- Zinn, J. O. 2019: Utilising corpus linguistic tools for analysing social change in risk. In: Olofsson, A. and Zinn, J. O. (eds.): Researching Risk and Uncertainty – Methodologies, Methods and Research Strategies. Palgrave Macmillan, 337-366.
- Zinn, J.O. 2018 The Proliferation of ‘at risk’ in The Times: A Corpus Approach to Historical Social Change, 1785-2009. Historical Social Research 43(2), 313-364.
- Zinn, J.O. and McDonald, D. 2018: Risk in the New York Times (1987-2014) – A corpus-based exploration of sociological theories. Basingstoke, UK: Palgrave Macmillan.
- Zinn, J. O. and McDonald, D. 2016: Changing Discourses of Risk and Health Risk: A Corpus Analysis of the Usage of Risk Language in the New York Times. In: Chamberlain, M. (ed.): Medicine, Risk, Discourse and Power, London, New York: Routledge, 207-240.
- Zinn, J.O. 2010: Risk as Discourse: Interdisciplinary Perspectives. CADAAD journal 4(2), 106-24.]
- Zinn, JO: Plenary talk: Contested Knowledge – Contested Meaning: The Mutual Constitution of Data and Risk at the international conference Data in Discourse Analysis at the TU Darmstadt 18th to 20th Feb 2020.
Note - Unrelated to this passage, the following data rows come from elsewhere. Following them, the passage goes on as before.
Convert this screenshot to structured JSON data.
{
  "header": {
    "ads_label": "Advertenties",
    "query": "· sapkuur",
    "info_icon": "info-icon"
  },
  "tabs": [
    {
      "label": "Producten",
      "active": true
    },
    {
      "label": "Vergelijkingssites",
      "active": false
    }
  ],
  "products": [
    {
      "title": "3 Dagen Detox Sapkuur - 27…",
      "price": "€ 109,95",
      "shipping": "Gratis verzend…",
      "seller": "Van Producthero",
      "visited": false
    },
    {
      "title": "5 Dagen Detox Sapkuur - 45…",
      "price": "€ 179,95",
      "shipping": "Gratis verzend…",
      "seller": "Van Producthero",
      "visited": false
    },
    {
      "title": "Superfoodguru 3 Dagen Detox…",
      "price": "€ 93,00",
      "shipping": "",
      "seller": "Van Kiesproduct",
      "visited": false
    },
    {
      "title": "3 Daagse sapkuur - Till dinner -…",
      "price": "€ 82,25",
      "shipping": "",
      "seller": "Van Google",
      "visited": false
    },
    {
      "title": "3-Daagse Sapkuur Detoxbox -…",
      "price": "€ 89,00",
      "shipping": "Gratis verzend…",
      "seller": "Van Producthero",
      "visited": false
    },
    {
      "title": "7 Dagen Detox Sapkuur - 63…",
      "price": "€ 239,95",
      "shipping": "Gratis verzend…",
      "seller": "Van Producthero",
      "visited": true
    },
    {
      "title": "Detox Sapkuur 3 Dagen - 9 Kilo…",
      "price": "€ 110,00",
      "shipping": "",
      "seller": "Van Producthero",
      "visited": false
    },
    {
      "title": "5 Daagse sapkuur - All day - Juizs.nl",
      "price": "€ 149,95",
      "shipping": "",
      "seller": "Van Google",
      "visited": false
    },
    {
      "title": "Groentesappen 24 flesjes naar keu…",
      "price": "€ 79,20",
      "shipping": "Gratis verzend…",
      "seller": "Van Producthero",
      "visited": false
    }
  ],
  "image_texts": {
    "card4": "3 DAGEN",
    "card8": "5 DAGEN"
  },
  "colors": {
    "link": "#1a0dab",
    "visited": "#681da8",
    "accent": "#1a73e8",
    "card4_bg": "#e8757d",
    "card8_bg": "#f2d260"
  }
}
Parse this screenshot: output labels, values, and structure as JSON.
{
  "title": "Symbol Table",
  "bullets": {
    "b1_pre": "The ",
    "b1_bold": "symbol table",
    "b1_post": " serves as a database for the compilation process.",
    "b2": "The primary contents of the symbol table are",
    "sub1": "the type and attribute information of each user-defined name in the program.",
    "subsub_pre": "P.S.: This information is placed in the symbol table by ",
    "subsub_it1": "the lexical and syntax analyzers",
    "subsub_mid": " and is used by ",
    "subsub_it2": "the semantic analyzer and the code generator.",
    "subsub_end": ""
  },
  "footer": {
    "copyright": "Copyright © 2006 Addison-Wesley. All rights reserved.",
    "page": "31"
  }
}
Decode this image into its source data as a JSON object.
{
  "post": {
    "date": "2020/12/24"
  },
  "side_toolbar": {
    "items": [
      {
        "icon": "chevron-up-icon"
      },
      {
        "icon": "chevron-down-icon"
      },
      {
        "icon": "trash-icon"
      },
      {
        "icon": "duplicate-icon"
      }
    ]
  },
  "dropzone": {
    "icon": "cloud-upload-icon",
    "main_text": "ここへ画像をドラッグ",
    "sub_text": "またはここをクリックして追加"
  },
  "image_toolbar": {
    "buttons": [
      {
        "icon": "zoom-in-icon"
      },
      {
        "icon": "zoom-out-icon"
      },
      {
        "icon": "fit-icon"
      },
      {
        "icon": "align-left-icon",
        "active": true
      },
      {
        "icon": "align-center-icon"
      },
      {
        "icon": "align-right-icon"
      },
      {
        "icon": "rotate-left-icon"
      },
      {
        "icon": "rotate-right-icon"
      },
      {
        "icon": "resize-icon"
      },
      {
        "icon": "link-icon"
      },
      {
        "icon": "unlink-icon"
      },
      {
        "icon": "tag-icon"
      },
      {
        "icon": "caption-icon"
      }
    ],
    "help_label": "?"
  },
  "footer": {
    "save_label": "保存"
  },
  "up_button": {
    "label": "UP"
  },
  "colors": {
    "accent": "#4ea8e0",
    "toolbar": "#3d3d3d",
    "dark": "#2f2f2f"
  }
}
- Zinn, JO & Müller, M: „Discourse-semantic differences in national climate change debates: UK and Germany“. European Sociological Association Conference 29 August to 1 Sep 2017 – Athens.
- Zinn, JO Changing Discourse-Semantics of Risk – A historical analysis of US newspapers after World War II utilizing corpus linguistics research instruments. 9th International Corpus Linguistics Conference 2017, Birmingham, UK, 24-28 Jul 2017.
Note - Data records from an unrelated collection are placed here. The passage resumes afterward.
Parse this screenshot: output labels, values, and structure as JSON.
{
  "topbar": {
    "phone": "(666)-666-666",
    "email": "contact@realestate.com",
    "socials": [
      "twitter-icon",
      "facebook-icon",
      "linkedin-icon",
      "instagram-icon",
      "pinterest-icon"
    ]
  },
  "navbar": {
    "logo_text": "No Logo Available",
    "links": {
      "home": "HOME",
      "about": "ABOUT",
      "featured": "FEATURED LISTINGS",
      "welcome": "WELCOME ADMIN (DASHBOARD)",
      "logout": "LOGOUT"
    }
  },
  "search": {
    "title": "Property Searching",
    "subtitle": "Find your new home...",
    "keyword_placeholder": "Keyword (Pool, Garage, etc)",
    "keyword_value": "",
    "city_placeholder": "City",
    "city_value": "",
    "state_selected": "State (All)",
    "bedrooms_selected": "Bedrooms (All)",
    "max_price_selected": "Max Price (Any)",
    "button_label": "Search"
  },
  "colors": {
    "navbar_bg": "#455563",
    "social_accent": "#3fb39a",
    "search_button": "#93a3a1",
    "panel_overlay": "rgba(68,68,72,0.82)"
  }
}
- Zinn, JO: At the Workshop – Methods, Methodologies and Research Strategies of Risk Research which the Fellow organized in collaboration at Mid-Sweden University, Östersund, 30 Nov–1 Dec 2016.
- Using Corpus Linguistics for Sociological Research: Discourse-Semantic Changes of “Risk” in the New York Times, 1987-2014. Session: Researching Risk. Methodologies and Methods, Third ISA Forum of Sociology, Vienna, Austria, 10-14 Jul 2016.
- Zinn, JO & McDonald, D: Changing Discourse-Semantics of Risk. A historical analysis of US newspapers after World War Two utilizing corpus linguistics research instruments. At the international Conference Corpora and Discourse, University of Siena, Pontignano Conference Centre, Italy, 30 Jun-3 Jul 2016.
- Zinn, JO & McDonald: Discourse-semantics of risk in The New York Times, 1963-2014: a corpus linguistic approach. 42nd International Systemic Functional Congress (ISFC), Aachen, Germany, 27-31 July 2015.
- Zinn, JO: Changing Discourses of Risk: a corpus analysis of the usage of risk language in The New York Times, Centre for Corpus Approaches to Social Science (CASS), University of Lancaster, UK, 18 Jun 2015.
- Zinn, JO: Risk as Discourse. Presentation in the session stream Risk as Discourse at the 2nd International Conference Critical Approaches to Discourse Analysis Across Disciplines, CADAAD’08, at the University of Hertfordshire, UK, 10-12 Jul 2008.
University of Melbourne: Associate Professor Jens O. Zinn (https://www.findanexpert.unimelb.edu.au/display/person223335)
TU Darmstadt: Professor Marcus Müller (link: https://www.linglit.tu-
University of Newcastle: Dr Julia Cook (https://www.newcastle.edu.au/profile/julia-cook)
Jens O Zinn, University of Melbourne, School of Social and Political Sciences, firstname.lastname@example.org